In today’s business the relationship between value creation, job creation and IT is more complicated. Two factors seem to have changed. First, the largest growing companies are internet based and when these organizations grow, it doesn’t necessarily translate to a growth in local jobs. Second, technical jobs are being transferred to anywhere in the world in the quest to find the lowest cost regions to get the job done. Project management has shifted from knowing the user groups and programming team on an intimate face-to-face level, to that of dealing with people who will never be seen anywhere but on a web screen. The project manager must still communicate with many levels, but the close interaction is now gone. Communication may still be done in a conference room setting, but people are on phone lines from around the world describing their progress to a crowd that only knows their name. The position must learn much more innovated ways to get to know the personal on the project team, and still be the connection to the business and the true key to success to getting projects done on time and within budget. This isn’t always easy, with language and geographic issues, but through constant communication using web meetings, email, and instant messaging the job can be done.

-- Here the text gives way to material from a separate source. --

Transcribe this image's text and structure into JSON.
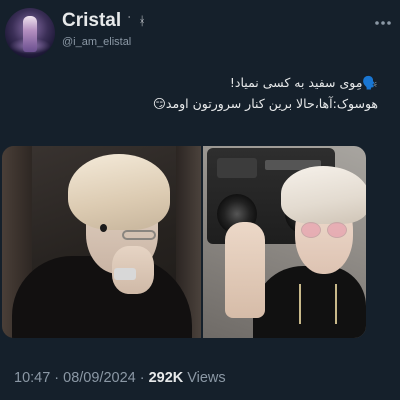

In the world today, the project manager’s role is constantly evolving. Communication will always be the heart and soul of the position, but gone are the days of really knowing all the team members and feeling a personal bond with the group. Now the job is one of still delivering projects, but the methods of doing this are far different than years ago.